▸ What the task asks
Print every line of the data word for word.

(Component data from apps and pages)
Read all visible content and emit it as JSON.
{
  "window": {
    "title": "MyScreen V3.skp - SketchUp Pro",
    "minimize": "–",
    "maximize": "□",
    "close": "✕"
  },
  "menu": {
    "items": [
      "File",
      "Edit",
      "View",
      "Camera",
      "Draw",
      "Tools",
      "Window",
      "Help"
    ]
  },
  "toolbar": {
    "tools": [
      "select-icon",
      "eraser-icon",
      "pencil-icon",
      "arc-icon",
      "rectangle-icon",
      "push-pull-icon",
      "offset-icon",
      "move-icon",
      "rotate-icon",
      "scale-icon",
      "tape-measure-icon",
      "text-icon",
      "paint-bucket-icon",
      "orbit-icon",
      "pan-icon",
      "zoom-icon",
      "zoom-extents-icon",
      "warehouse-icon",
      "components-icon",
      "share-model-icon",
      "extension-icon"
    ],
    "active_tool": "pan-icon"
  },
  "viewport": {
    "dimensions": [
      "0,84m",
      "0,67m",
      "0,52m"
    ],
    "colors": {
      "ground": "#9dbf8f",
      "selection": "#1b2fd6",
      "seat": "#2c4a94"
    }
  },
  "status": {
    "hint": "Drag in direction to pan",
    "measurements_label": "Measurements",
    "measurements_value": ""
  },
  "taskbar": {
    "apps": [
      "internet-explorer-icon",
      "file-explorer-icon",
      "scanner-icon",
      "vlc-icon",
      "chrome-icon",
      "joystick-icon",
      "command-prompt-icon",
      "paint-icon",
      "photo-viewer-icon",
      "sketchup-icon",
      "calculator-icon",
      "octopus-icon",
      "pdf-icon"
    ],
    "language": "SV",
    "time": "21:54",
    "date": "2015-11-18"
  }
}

▸ Exercise result
Read all visible content and emit it as JSON.
{
  "window": {
    "title": "MyScreen V3.skp - SketchUp Pro",
    "minimize": "–",
    "maximize": "□",
    "close": "✕"
  },
  "menu": {
    "items": [
      "File",
      "Edit",
      "View",
      "Camera",
      "Draw",
      "Tools",
      "Window",
      "Help"
    ]
  },
  "toolbar": {
    "tools": [
      "select-icon",
      "eraser-icon",
      "pencil-icon",
      "arc-icon",
      "rectangle-icon",
      "push-pull-icon",
      "offset-icon",
      "move-icon",
      "rotate-icon",
      "scale-icon",
      "tape-measure-icon",
      "text-icon",
      "paint-bucket-icon",
      "orbit-icon",
      "pan-icon",
      "zoom-icon",
      "zoom-extents-icon",
      "warehouse-icon",
      "components-icon",
      "share-model-icon",
      "extension-icon"
    ],
    "active_tool": "pan-icon"
  },
  "viewport": {
    "dimensions": [
      "0,84m",
      "0,67m",
      "0,52m"
    ],
    "colors": {
      "ground": "#9dbf8f",
      "selection": "#1b2fd6",
      "seat": "#2c4a94"
    }
  },
  "status": {
    "hint": "Drag in direction to pan",
    "measurements_label": "Measurements",
    "measurements_value": ""
  },
  "taskbar": {
    "apps": [
      "internet-explorer-icon",
      "file-explorer-icon",
      "scanner-icon",
      "vlc-icon",
      "chrome-icon",
      "joystick-icon",
      "command-prompt-icon",
      "paint-icon",
      "photo-viewer-icon",
      "sketchup-icon",
      "calculator-icon",
      "octopus-icon",
      "pdf-icon"
    ],
    "language": "SV",
    "time": "21:54",
    "date": "2015-11-18"
  }
}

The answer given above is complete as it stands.